(Entries from a dataset of interfaces)
- - - -

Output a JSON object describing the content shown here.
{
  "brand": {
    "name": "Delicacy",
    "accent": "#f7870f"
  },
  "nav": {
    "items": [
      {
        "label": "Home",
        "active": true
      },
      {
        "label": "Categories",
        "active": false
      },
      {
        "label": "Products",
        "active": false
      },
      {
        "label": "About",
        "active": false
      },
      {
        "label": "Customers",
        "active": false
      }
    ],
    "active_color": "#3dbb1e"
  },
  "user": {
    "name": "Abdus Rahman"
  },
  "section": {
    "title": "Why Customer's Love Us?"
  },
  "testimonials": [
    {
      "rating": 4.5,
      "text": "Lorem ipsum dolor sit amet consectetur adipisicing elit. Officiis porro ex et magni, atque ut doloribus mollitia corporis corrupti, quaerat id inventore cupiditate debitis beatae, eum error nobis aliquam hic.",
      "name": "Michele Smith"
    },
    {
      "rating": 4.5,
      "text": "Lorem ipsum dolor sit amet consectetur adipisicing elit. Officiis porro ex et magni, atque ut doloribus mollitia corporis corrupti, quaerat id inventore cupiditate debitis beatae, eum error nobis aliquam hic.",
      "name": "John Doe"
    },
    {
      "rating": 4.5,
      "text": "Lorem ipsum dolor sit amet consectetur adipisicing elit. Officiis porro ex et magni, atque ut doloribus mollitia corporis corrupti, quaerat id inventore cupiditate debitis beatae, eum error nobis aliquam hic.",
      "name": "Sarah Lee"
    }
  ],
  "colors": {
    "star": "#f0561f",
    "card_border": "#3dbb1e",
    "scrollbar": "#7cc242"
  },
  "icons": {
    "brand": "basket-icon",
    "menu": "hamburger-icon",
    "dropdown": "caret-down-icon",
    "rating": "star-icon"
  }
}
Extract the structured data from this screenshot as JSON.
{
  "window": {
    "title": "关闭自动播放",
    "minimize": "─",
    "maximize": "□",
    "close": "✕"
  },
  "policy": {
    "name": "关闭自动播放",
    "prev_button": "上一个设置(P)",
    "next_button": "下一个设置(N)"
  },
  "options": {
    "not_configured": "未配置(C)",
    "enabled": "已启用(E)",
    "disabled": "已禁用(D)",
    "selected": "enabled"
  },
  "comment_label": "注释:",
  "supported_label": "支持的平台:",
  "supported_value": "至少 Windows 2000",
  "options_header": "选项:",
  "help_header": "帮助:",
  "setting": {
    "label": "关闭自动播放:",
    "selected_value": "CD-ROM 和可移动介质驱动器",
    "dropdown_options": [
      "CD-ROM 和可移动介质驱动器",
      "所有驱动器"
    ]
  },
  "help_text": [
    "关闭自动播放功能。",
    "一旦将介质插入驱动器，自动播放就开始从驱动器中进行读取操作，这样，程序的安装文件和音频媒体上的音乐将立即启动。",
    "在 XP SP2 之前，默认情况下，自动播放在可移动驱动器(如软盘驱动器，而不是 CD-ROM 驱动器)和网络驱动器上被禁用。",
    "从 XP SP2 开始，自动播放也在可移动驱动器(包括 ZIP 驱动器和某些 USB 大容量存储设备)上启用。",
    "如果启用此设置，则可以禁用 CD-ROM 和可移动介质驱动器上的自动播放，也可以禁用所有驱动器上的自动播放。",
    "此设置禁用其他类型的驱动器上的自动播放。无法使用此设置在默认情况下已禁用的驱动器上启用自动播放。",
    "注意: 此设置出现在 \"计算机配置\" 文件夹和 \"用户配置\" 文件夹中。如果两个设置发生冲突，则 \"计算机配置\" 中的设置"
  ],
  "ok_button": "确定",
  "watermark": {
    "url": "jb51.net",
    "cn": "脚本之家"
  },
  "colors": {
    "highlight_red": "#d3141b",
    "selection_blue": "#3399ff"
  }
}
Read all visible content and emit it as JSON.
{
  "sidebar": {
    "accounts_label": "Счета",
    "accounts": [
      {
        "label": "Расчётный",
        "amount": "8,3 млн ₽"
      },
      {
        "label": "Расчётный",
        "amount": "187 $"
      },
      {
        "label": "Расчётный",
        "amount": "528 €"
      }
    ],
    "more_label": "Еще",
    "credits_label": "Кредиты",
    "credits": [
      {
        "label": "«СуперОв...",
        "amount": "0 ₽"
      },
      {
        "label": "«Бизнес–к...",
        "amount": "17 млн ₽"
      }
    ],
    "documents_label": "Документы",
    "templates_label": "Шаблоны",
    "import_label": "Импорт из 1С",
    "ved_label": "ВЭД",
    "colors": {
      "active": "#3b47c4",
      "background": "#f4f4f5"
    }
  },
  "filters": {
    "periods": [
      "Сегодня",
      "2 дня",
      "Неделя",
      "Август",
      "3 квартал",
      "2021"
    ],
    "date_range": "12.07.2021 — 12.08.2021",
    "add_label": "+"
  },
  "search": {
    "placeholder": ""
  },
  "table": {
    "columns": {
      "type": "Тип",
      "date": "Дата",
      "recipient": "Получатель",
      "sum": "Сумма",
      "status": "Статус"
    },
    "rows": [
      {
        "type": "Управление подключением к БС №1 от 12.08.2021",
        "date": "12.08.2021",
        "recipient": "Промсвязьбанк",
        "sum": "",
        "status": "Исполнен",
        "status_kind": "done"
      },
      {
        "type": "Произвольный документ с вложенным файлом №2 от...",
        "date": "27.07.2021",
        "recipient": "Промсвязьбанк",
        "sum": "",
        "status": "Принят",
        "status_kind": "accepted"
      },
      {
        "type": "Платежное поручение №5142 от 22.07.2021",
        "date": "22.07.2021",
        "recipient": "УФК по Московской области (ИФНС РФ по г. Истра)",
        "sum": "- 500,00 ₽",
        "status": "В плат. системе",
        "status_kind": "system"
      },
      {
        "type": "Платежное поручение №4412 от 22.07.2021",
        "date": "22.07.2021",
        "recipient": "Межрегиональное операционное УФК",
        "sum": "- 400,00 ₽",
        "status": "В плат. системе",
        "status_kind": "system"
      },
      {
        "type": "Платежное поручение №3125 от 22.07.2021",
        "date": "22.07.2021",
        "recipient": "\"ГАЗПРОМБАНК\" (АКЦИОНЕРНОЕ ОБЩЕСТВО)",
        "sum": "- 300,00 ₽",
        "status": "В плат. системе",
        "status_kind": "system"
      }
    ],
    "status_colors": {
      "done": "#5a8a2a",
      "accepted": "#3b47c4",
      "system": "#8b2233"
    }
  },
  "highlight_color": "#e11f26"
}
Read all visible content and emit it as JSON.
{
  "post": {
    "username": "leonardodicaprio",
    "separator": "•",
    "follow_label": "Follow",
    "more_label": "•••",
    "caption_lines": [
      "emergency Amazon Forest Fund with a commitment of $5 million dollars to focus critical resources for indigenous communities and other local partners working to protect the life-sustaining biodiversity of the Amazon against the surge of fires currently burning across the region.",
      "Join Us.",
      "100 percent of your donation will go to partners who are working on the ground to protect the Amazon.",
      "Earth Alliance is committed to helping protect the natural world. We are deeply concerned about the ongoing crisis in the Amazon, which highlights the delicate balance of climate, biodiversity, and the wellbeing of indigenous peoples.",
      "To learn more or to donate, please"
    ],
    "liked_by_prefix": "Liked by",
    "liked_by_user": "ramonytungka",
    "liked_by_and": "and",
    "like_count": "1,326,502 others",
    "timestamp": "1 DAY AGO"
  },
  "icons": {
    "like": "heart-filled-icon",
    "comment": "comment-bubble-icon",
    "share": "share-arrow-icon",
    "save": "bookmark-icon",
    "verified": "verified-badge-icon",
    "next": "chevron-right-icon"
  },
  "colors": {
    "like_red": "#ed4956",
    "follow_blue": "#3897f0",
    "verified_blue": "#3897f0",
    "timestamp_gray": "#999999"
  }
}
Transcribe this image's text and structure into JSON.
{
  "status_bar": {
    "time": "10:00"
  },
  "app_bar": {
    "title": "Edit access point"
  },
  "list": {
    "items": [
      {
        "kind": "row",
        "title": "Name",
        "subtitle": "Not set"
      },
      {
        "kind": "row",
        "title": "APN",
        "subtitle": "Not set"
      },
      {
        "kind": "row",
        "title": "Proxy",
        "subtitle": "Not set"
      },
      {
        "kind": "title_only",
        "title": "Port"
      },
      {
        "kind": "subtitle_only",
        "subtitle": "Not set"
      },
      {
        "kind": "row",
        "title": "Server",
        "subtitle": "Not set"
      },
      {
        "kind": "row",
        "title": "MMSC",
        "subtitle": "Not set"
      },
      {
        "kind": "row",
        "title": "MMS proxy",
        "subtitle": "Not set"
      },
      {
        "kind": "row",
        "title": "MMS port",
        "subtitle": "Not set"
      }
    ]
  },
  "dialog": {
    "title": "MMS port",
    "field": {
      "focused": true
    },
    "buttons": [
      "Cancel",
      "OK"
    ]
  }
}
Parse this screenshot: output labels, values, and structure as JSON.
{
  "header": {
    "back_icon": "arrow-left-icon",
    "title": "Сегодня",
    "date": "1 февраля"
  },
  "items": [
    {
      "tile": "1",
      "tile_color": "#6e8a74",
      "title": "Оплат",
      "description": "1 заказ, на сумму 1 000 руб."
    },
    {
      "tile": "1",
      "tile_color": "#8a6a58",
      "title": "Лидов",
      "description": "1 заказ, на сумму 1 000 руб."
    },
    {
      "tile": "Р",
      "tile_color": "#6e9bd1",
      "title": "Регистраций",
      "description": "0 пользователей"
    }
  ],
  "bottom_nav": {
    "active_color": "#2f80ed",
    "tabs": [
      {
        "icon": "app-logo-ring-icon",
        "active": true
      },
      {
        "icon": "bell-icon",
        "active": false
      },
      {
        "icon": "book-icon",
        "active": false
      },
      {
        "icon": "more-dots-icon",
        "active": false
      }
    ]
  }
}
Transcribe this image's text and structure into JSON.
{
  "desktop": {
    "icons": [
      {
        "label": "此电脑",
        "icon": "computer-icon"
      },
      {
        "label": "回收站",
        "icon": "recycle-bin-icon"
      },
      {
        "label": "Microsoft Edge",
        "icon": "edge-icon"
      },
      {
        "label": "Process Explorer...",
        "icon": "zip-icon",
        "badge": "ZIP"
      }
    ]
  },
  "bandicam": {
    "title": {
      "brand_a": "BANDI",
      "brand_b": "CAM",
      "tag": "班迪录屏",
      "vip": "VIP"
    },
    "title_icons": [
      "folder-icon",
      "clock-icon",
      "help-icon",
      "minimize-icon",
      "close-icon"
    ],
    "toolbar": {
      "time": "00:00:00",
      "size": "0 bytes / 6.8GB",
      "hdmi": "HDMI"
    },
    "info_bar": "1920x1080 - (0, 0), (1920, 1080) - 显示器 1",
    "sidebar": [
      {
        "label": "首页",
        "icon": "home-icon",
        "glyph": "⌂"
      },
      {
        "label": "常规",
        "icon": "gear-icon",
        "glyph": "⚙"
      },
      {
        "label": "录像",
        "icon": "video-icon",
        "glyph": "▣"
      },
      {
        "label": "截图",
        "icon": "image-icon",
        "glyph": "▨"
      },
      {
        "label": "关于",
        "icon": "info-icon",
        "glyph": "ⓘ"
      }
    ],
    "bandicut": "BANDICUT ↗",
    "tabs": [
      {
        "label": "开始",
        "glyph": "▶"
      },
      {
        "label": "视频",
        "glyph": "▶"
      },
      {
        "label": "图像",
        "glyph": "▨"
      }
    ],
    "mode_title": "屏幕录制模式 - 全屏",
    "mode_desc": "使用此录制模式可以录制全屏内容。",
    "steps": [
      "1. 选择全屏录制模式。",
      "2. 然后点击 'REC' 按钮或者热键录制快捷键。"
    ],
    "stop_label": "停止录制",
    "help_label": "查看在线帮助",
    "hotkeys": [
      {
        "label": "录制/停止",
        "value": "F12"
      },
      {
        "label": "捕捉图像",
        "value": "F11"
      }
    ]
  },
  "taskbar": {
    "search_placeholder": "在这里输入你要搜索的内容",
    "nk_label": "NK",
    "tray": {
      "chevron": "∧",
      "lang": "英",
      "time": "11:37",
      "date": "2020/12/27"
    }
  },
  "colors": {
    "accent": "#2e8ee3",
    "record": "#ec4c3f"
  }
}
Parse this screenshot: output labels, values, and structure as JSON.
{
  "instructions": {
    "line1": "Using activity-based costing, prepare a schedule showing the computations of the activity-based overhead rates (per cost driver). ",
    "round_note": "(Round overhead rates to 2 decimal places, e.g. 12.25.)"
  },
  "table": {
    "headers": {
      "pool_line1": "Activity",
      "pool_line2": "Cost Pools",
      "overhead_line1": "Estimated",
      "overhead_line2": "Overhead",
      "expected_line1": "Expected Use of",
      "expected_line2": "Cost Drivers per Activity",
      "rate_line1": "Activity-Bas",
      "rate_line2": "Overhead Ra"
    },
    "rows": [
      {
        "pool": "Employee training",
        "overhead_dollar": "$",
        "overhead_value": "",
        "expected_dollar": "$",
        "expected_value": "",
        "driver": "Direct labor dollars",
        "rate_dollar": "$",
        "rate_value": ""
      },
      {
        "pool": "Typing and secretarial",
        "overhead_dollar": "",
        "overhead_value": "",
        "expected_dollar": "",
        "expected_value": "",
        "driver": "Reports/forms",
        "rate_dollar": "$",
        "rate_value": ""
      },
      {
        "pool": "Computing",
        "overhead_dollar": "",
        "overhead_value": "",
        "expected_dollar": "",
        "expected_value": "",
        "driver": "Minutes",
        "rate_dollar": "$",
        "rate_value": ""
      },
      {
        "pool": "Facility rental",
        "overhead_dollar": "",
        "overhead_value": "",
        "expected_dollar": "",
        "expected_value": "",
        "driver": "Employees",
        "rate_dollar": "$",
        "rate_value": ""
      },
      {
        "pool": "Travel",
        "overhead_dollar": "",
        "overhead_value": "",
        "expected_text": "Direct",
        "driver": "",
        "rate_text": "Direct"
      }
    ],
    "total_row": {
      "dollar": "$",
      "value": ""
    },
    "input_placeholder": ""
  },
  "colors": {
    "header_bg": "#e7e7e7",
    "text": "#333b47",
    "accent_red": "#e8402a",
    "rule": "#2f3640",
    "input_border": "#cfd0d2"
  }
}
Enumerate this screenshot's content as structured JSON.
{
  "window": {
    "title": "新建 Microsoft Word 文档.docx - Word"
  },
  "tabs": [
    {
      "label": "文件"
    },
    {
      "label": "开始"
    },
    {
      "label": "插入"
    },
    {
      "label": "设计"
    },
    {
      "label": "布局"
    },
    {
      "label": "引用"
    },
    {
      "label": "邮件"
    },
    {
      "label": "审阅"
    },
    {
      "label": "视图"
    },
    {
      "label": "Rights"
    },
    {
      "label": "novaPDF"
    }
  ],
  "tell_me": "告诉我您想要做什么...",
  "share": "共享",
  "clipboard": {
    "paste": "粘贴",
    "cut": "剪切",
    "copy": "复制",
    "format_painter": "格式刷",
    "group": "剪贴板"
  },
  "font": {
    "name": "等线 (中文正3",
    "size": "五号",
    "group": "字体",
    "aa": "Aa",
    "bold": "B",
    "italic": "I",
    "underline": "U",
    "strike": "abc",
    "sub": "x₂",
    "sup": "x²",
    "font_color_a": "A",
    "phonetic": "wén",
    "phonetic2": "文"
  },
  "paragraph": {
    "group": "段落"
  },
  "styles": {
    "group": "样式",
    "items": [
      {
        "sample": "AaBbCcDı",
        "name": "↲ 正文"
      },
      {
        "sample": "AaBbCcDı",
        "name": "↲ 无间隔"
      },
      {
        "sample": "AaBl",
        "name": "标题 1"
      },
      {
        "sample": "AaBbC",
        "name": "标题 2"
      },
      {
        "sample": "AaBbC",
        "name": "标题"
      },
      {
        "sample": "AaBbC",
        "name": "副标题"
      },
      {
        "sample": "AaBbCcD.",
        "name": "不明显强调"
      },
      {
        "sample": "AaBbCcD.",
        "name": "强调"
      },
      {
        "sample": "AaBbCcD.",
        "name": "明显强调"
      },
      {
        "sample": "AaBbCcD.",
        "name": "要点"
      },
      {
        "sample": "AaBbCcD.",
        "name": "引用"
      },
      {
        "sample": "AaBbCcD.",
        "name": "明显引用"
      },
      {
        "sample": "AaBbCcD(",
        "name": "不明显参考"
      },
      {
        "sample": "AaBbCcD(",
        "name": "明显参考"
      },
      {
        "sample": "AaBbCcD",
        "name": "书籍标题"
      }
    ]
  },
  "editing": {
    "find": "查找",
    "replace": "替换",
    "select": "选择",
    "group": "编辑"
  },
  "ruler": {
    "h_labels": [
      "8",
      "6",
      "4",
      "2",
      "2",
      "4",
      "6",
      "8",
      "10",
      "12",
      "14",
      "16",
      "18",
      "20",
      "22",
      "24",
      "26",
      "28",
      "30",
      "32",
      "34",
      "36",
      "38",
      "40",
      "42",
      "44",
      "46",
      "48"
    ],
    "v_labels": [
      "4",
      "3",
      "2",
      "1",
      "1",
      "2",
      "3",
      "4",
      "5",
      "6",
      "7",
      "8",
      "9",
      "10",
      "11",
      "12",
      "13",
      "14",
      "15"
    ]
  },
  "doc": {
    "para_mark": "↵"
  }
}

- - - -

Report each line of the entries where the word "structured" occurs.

EXERCISE SOLUTION:
Extract the structured data from this screenshot as JSON.
Enumerate this screenshot's content as structured JSON.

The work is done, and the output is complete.